Instead, the company would remain conservative and match capex with cash flow. While that conservatism remains, given that Baytex still intends to keep capex in line with cash flow, what has changed is its outlook for oil prices. The company has clearly become more optimistic as a result of OPEC’s recent agreements to curtail production, which could drain the oil market’s oversupply and push prices higher in the future.
Just not good enough
While Baytex’s plan to boost production by 4% next year is a noteworthy achievement, the company remains well behind its rivals.
For example, Crescent Point Energy Corp. (TSX:CPG)(NYSE:CPG) recently hit the accelerator on its 2017 growth plans. Not only did the company add a bit more capital to its budget, but it is pulling the spending rate forward. As a result, Crescent Point expects to grow production by 10% next year, which is an increase from its prior outlook for up to 8% growth. Even better, it can achieve that growth and pay its dividend while living within cash flow at $52 oil.
Further, for every $1 per barrel crude averages above that price point next year, Crescent Point will produce an incremental $50 million in cash flow. That extra money would give the company plenty of options, including the ability to increase the dividend or ramp up its growth rate.
Penn West Petroleum Ltd. (TSX:PWT)(NYSE:PWE), likewise, intends to expand its output by double digits next year.

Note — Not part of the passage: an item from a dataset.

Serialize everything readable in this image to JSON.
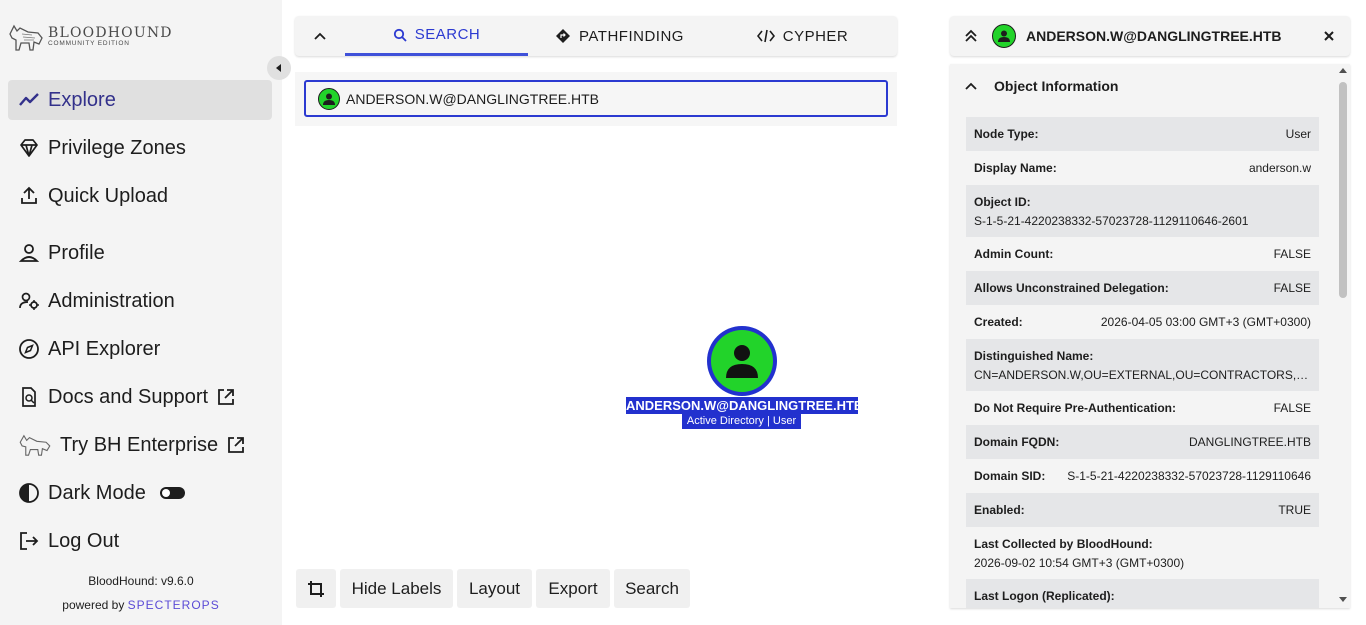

The company currently plans to increase spending from $90 million up to $150 million, which will deliver at least 10% production growth.
In fact, Penn West can achieve 10% annual output growth for the foreseeable future at $50 oil with the ability to deliver 15% growth at $60 oil. Further, even at those growth rates, the company would generate a growing supply of free cash flow, which the company could use to reinstate the dividend.

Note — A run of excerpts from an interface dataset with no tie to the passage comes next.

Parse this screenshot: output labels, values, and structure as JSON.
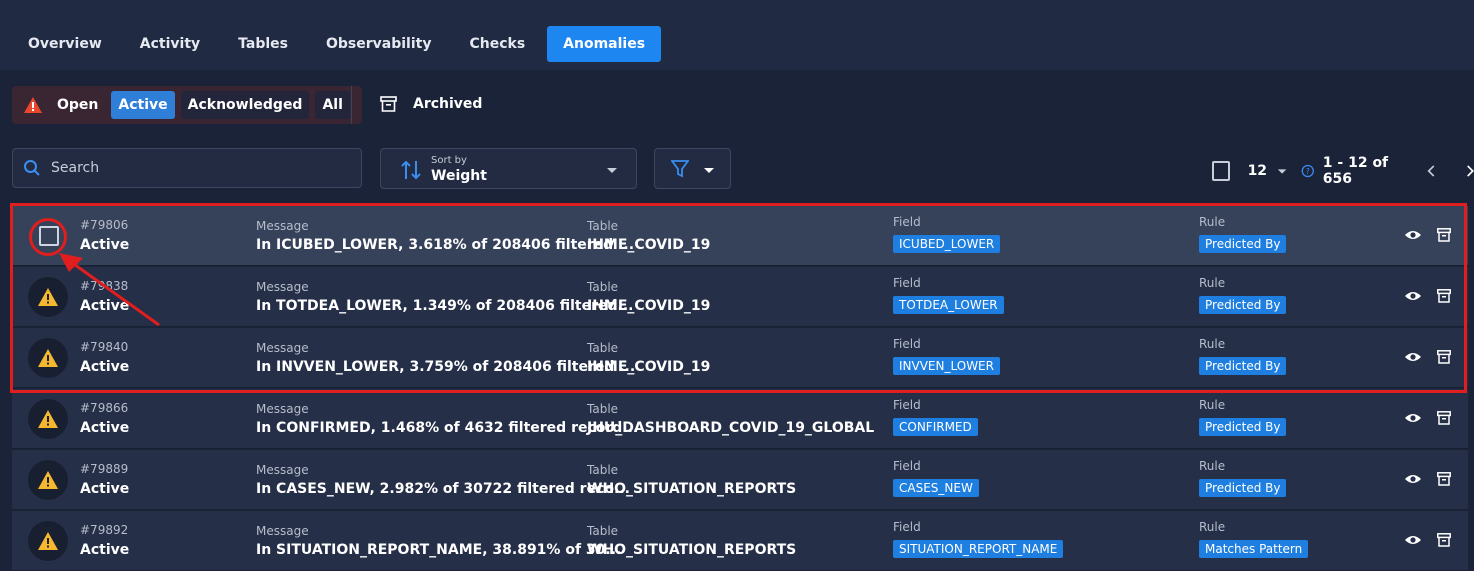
{
  "tabs": [
    {
      "label": "Overview",
      "active": false
    },
    {
      "label": "Activity",
      "active": false
    },
    {
      "label": "Tables",
      "active": false
    },
    {
      "label": "Observability",
      "active": false
    },
    {
      "label": "Checks",
      "active": false
    },
    {
      "label": "Anomalies",
      "active": true
    }
  ],
  "status": {
    "open_label": "Open",
    "active_label": "Active",
    "acknowledged_label": "Acknowledged",
    "all_label": "All",
    "archived_label": "Archived"
  },
  "search": {
    "placeholder": "Search"
  },
  "sort": {
    "label": "Sort by",
    "value": "Weight"
  },
  "pager": {
    "per_page": "12",
    "range": "1 - 12 of 656"
  },
  "labels": {
    "message": "Message",
    "table": "Table",
    "field": "Field",
    "rule": "Rule"
  },
  "rows": [
    {
      "id": "#79806",
      "status": "Active",
      "message": "In ICUBED_LOWER, 3.618% of 208406 filtered ...",
      "table": "IHME_COVID_19",
      "field": "ICUBED_LOWER",
      "rule": "Predicted By"
    },
    {
      "id": "#79838",
      "status": "Active",
      "message": "In TOTDEA_LOWER, 1.349% of 208406 filtered...",
      "table": "IHME_COVID_19",
      "field": "TOTDEA_LOWER",
      "rule": "Predicted By"
    },
    {
      "id": "#79840",
      "status": "Active",
      "message": "In INVVEN_LOWER, 3.759% of 208406 filtered ...",
      "table": "IHME_COVID_19",
      "field": "INVVEN_LOWER",
      "rule": "Predicted By"
    },
    {
      "id": "#79866",
      "status": "Active",
      "message": "In CONFIRMED, 1.468% of 4632 filtered record...",
      "table": "JHU_DASHBOARD_COVID_19_GLOBAL",
      "field": "CONFIRMED",
      "rule": "Predicted By"
    },
    {
      "id": "#79889",
      "status": "Active",
      "message": "In CASES_NEW, 2.982% of 30722 filtered reco...",
      "table": "WHO_SITUATION_REPORTS",
      "field": "CASES_NEW",
      "rule": "Predicted By"
    },
    {
      "id": "#79892",
      "status": "Active",
      "message": "In SITUATION_REPORT_NAME, 38.891% of 30...",
      "table": "WHO_SITUATION_REPORTS",
      "field": "SITUATION_REPORT_NAME",
      "rule": "Matches Pattern"
    }
  ],
  "colors": {
    "accent": "#1e86f0",
    "highlight": "#e01e1e",
    "warning": "#f5b82e",
    "alert": "#e8472d"
  }
}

Another stronger option than Baytex is Encana Corp. (TSX:ECA)(NYSE:ECA). Like Penn West, Encana has significantly improved its balance sheet and repositioned its portfolio to get in position to deliver robust growth over the next few years. Under its current five-year plan, Encana envisions 60% production growth and 300% cash flow growth by 2021 as long as crude averages $55 per barrel. Meanwhile, higher crude prices would allow Encana to grow even faster.
Baytex is taking a step in the right direction by spending the capital needed to increase production next year. However, due to its higher costs and weaker balance sheet, it is still well behind rivals that can grow even faster next year. That’s why I’d consider buying one of its faster-growing rivals well before I’d add Baytex to my portfolio.
This article represents the opinion of the writer, who may disagree with the “official” recommendation position of a Motley Fool premium service or advisor. We’re Motley! Questioning an investing thesis — even one of our own — helps us all think critically about investing and make decisions that help us become smarter, happier, and richer, so we sometimes publish articles that may not be in line with recommendations, rankings or other content.
Fool contributor Matt DiLallo has no position in any stocks mentioned.